The data
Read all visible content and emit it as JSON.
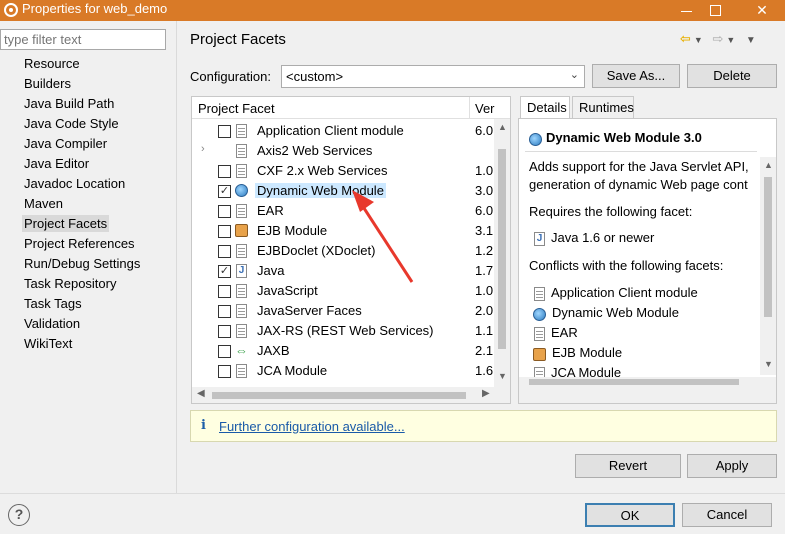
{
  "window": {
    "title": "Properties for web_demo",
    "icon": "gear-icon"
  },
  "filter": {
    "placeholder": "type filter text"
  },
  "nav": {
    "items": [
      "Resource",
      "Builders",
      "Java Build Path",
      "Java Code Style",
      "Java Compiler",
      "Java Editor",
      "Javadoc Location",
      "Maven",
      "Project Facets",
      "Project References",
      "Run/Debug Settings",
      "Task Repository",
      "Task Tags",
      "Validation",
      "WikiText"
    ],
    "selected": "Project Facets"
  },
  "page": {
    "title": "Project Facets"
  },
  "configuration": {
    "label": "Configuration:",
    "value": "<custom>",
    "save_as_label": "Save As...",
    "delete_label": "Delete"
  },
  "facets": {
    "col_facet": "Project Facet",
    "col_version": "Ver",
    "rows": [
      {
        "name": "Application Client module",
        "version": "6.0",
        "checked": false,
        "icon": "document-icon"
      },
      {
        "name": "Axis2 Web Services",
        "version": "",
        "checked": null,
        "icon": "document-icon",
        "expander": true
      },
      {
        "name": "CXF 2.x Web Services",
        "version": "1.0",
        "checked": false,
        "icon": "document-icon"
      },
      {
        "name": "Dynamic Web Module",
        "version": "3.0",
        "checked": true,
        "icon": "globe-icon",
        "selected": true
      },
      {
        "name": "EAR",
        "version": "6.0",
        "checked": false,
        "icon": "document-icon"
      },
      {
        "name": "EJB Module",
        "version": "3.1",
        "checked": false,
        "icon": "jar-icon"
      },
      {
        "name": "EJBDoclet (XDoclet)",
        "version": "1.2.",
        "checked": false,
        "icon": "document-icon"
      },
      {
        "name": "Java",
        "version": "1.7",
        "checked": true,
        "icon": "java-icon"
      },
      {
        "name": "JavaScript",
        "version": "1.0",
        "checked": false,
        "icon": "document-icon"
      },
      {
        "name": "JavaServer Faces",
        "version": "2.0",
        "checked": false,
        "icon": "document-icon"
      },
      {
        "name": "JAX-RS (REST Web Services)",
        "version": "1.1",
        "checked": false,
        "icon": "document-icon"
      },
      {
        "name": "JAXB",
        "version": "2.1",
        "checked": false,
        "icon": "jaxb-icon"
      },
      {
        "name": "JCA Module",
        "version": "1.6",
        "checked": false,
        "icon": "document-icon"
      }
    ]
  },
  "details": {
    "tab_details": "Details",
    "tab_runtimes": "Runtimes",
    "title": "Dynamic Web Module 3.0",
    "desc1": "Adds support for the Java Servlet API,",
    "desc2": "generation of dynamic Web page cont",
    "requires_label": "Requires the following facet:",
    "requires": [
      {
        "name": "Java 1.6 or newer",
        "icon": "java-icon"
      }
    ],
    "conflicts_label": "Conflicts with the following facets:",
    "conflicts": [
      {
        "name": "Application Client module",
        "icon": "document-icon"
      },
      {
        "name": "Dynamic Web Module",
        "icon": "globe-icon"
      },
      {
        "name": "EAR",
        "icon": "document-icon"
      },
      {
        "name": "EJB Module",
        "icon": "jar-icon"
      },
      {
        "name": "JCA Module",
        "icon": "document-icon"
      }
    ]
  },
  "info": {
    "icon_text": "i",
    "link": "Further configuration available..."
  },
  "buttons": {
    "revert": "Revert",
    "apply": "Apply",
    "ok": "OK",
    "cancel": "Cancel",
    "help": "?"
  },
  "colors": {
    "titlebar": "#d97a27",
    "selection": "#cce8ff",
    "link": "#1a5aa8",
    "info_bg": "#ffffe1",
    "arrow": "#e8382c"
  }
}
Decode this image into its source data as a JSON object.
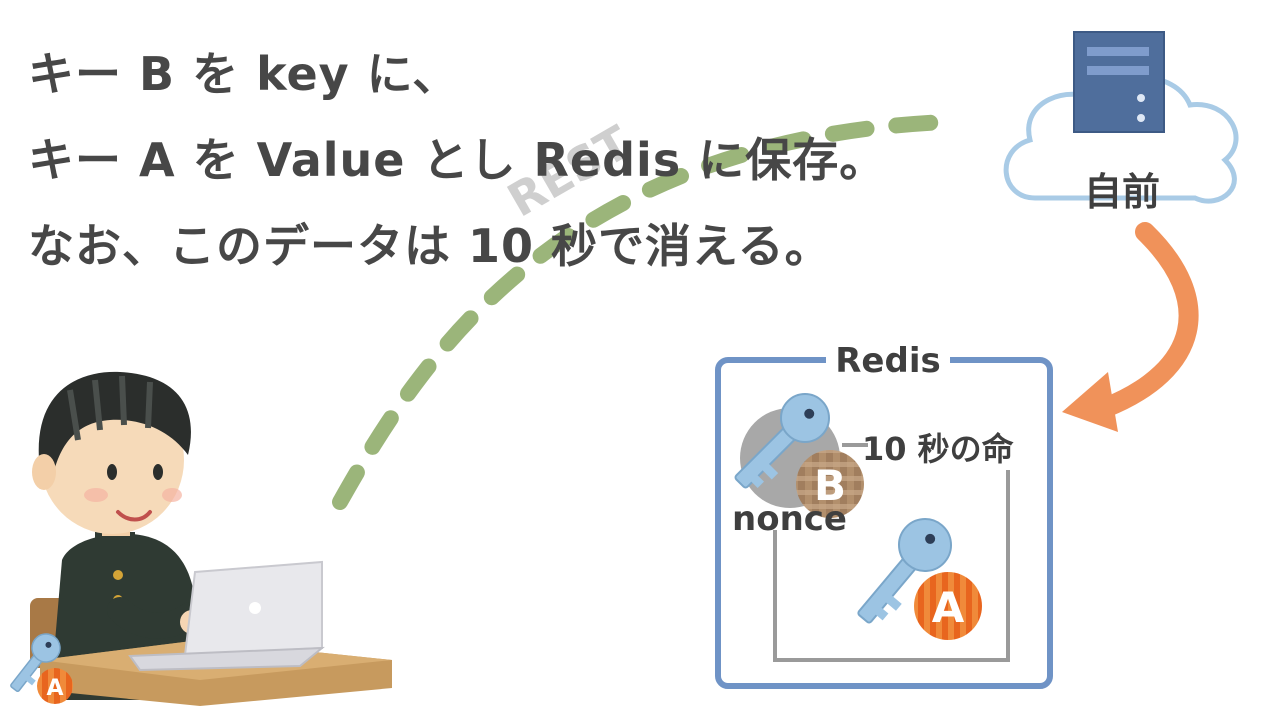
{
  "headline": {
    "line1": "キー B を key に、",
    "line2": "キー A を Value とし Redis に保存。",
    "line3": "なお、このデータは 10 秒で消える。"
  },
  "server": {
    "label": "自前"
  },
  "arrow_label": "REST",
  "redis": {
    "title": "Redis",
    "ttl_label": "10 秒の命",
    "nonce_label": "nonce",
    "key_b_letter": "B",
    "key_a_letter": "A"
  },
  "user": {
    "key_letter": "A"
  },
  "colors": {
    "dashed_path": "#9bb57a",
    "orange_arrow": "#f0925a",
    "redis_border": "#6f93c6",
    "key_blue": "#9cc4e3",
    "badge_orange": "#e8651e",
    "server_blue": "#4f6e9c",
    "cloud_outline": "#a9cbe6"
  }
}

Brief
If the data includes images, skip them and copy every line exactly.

Exercise response
Read all visible content and emit it as JSON.
{
  "window": {
    "title": "Properties for web_demo",
    "icon": "gear-icon"
  },
  "filter": {
    "placeholder": "type filter text"
  },
  "nav": {
    "items": [
      "Resource",
      "Builders",
      "Java Build Path",
      "Java Code Style",
      "Java Compiler",
      "Java Editor",
      "Javadoc Location",
      "Maven",
      "Project Facets",
      "Project References",
      "Run/Debug Settings",
      "Task Repository",
      "Task Tags",
      "Validation",
      "WikiText"
    ],
    "selected": "Project Facets"
  },
  "page": {
    "title": "Project Facets"
  },
  "configuration": {
    "label": "Configuration:",
    "value": "<custom>",
    "save_as_label": "Save As...",
    "delete_label": "Delete"
  },
  "facets": {
    "col_facet": "Project Facet",
    "col_version": "Ver",
    "rows": [
      {
        "name": "Application Client module",
        "version": "6.0",
        "checked": false,
        "icon": "document-icon"
      },
      {
        "name": "Axis2 Web Services",
        "version": "",
        "checked": null,
        "icon": "document-icon",
        "expander": true
      },
      {
        "name": "CXF 2.x Web Services",
        "version": "1.0",
        "checked": false,
        "icon": "document-icon"
      },
      {
        "name": "Dynamic Web Module",
        "version": "3.0",
        "checked": true,
        "icon": "globe-icon",
        "selected": true
      },
      {
        "name": "EAR",
        "version": "6.0",
        "checked": false,
        "icon": "document-icon"
      },
      {
        "name": "EJB Module",
        "version": "3.1",
        "checked": false,
        "icon": "jar-icon"
      },
      {
        "name": "EJBDoclet (XDoclet)",
        "version": "1.2.",
        "checked": false,
        "icon": "document-icon"
      },
      {
        "name": "Java",
        "version": "1.7",
        "checked": true,
        "icon": "java-icon"
      },
      {
        "name": "JavaScript",
        "version": "1.0",
        "checked": false,
        "icon": "document-icon"
      },
      {
        "name": "JavaServer Faces",
        "version": "2.0",
        "checked": false,
        "icon": "document-icon"
      },
      {
        "name": "JAX-RS (REST Web Services)",
        "version": "1.1",
        "checked": false,
        "icon": "document-icon"
      },
      {
        "name": "JAXB",
        "version": "2.1",
        "checked": false,
        "icon": "jaxb-icon"
      },
      {
        "name": "JCA Module",
        "version": "1.6",
        "checked": false,
        "icon": "document-icon"
      }
    ]
  },
  "details": {
    "tab_details": "Details",
    "tab_runtimes": "Runtimes",
    "title": "Dynamic Web Module 3.0",
    "desc1": "Adds support for the Java Servlet API,",
    "desc2": "generation of dynamic Web page cont",
    "requires_label": "Requires the following facet:",
    "requires": [
      {
        "name": "Java 1.6 or newer",
        "icon": "java-icon"
      }
    ],
    "conflicts_label": "Conflicts with the following facets:",
    "conflicts": [
      {
        "name": "Application Client module",
        "icon": "document-icon"
      },
      {
        "name": "Dynamic Web Module",
        "icon": "globe-icon"
      },
      {
        "name": "EAR",
        "icon": "document-icon"
      },
      {
        "name": "EJB Module",
        "icon": "jar-icon"
      },
      {
        "name": "JCA Module",
        "icon": "document-icon"
      }
    ]
  },
  "info": {
    "icon_text": "i",
    "link": "Further configuration available..."
  },
  "buttons": {
    "revert": "Revert",
    "apply": "Apply",
    "ok": "OK",
    "cancel": "Cancel",
    "help": "?"
  },
  "colors": {
    "titlebar": "#d97a27",
    "selection": "#cce8ff",
    "link": "#1a5aa8",
    "info_bg": "#ffffe1",
    "arrow": "#e8382c"
  }
}
Decode this image into its source data as a JSON object.
{
  "headline": {
    "line1": "キー B を key に、",
    "line2": "キー A を Value とし Redis に保存。",
    "line3": "なお、このデータは 10 秒で消える。"
  },
  "server": {
    "label": "自前"
  },
  "arrow_label": "REST",
  "redis": {
    "title": "Redis",
    "ttl_label": "10 秒の命",
    "nonce_label": "nonce",
    "key_b_letter": "B",
    "key_a_letter": "A"
  },
  "user": {
    "key_letter": "A"
  },
  "colors": {
    "dashed_path": "#9bb57a",
    "orange_arrow": "#f0925a",
    "redis_border": "#6f93c6",
    "key_blue": "#9cc4e3",
    "badge_orange": "#e8651e",
    "server_blue": "#4f6e9c",
    "cloud_outline": "#a9cbe6"
  }
}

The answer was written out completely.